*How to complete this task*
Would you return the full listing exactly, with nothing altered?

*Provided records*
• • • • • • •

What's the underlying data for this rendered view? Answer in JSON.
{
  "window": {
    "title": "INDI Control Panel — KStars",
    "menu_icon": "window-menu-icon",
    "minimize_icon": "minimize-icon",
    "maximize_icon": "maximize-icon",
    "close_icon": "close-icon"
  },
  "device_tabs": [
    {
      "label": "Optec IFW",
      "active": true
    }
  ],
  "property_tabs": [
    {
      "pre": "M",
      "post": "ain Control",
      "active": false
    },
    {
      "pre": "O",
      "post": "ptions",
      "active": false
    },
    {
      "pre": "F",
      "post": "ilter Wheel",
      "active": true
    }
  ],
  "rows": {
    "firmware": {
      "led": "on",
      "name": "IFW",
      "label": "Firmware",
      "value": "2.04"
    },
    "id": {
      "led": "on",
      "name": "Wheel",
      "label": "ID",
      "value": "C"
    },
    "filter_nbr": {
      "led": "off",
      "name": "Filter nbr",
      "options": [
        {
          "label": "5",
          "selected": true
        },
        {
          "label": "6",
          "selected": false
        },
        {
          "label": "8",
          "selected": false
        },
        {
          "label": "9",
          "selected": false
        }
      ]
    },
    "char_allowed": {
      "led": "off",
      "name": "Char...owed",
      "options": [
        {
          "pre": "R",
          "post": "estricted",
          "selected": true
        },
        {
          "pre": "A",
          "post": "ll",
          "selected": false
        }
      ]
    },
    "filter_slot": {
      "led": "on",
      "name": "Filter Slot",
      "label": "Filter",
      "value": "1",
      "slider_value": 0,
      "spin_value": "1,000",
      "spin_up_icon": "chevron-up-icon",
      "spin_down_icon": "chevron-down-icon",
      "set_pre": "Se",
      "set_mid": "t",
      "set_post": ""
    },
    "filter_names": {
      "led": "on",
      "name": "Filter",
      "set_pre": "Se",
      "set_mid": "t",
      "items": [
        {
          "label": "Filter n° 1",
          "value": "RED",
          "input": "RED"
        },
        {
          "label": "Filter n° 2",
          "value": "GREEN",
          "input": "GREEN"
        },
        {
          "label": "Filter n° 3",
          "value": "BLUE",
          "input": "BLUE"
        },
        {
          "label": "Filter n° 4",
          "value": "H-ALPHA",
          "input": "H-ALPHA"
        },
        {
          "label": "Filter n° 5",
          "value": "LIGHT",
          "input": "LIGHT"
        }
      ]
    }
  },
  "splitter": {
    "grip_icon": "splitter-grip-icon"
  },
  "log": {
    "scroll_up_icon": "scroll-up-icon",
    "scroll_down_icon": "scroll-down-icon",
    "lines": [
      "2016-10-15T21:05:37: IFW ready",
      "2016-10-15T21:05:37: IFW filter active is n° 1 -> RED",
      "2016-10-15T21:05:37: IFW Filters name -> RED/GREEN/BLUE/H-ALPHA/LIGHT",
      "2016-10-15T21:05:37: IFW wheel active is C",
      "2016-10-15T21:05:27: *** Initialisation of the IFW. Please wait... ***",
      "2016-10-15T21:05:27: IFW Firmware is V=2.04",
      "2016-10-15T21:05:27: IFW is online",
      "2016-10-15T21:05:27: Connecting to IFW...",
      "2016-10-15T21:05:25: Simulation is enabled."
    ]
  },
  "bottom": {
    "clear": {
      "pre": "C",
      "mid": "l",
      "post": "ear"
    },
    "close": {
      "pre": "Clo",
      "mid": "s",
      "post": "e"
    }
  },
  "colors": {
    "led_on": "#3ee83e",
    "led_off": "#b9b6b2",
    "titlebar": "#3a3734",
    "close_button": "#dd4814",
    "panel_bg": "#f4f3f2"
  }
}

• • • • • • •

*Solution to the problem*
What's the underlying data for this rendered view? Answer in JSON.
{
  "window": {
    "title": "INDI Control Panel — KStars",
    "menu_icon": "window-menu-icon",
    "minimize_icon": "minimize-icon",
    "maximize_icon": "maximize-icon",
    "close_icon": "close-icon"
  },
  "device_tabs": [
    {
      "label": "Optec IFW",
      "active": true
    }
  ],
  "property_tabs": [
    {
      "pre": "M",
      "post": "ain Control",
      "active": false
    },
    {
      "pre": "O",
      "post": "ptions",
      "active": false
    },
    {
      "pre": "F",
      "post": "ilter Wheel",
      "active": true
    }
  ],
  "rows": {
    "firmware": {
      "led": "on",
      "name": "IFW",
      "label": "Firmware",
      "value": "2.04"
    },
    "id": {
      "led": "on",
      "name": "Wheel",
      "label": "ID",
      "value": "C"
    },
    "filter_nbr": {
      "led": "off",
      "name": "Filter nbr",
      "options": [
        {
          "label": "5",
          "selected": true
        },
        {
          "label": "6",
          "selected": false
        },
        {
          "label": "8",
          "selected": false
        },
        {
          "label": "9",
          "selected": false
        }
      ]
    },
    "char_allowed": {
      "led": "off",
      "name": "Char...owed",
      "options": [
        {
          "pre": "R",
          "post": "estricted",
          "selected": true
        },
        {
          "pre": "A",
          "post": "ll",
          "selected": false
        }
      ]
    },
    "filter_slot": {
      "led": "on",
      "name": "Filter Slot",
      "label": "Filter",
      "value": "1",
      "slider_value": 0,
      "spin_value": "1,000",
      "spin_up_icon": "chevron-up-icon",
      "spin_down_icon": "chevron-down-icon",
      "set_pre": "Se",
      "set_mid": "t",
      "set_post": ""
    },
    "filter_names": {
      "led": "on",
      "name": "Filter",
      "set_pre": "Se",
      "set_mid": "t",
      "items": [
        {
          "label": "Filter n° 1",
          "value": "RED",
          "input": "RED"
        },
        {
          "label": "Filter n° 2",
          "value": "GREEN",
          "input": "GREEN"
        },
        {
          "label": "Filter n° 3",
          "value": "BLUE",
          "input": "BLUE"
        },
        {
          "label": "Filter n° 4",
          "value": "H-ALPHA",
          "input": "H-ALPHA"
        },
        {
          "label": "Filter n° 5",
          "value": "LIGHT",
          "input": "LIGHT"
        }
      ]
    }
  },
  "splitter": {
    "grip_icon": "splitter-grip-icon"
  },
  "log": {
    "scroll_up_icon": "scroll-up-icon",
    "scroll_down_icon": "scroll-down-icon",
    "lines": [
      "2016-10-15T21:05:37: IFW ready",
      "2016-10-15T21:05:37: IFW filter active is n° 1 -> RED",
      "2016-10-15T21:05:37: IFW Filters name -> RED/GREEN/BLUE/H-ALPHA/LIGHT",
      "2016-10-15T21:05:37: IFW wheel active is C",
      "2016-10-15T21:05:27: *** Initialisation of the IFW. Please wait... ***",
      "2016-10-15T21:05:27: IFW Firmware is V=2.04",
      "2016-10-15T21:05:27: IFW is online",
      "2016-10-15T21:05:27: Connecting to IFW...",
      "2016-10-15T21:05:25: Simulation is enabled."
    ]
  },
  "bottom": {
    "clear": {
      "pre": "C",
      "mid": "l",
      "post": "ear"
    },
    "close": {
      "pre": "Clo",
      "mid": "s",
      "post": "e"
    }
  },
  "colors": {
    "led_on": "#3ee83e",
    "led_off": "#b9b6b2",
    "titlebar": "#3a3734",
    "close_button": "#dd4814",
    "panel_bg": "#f4f3f2"
  }
}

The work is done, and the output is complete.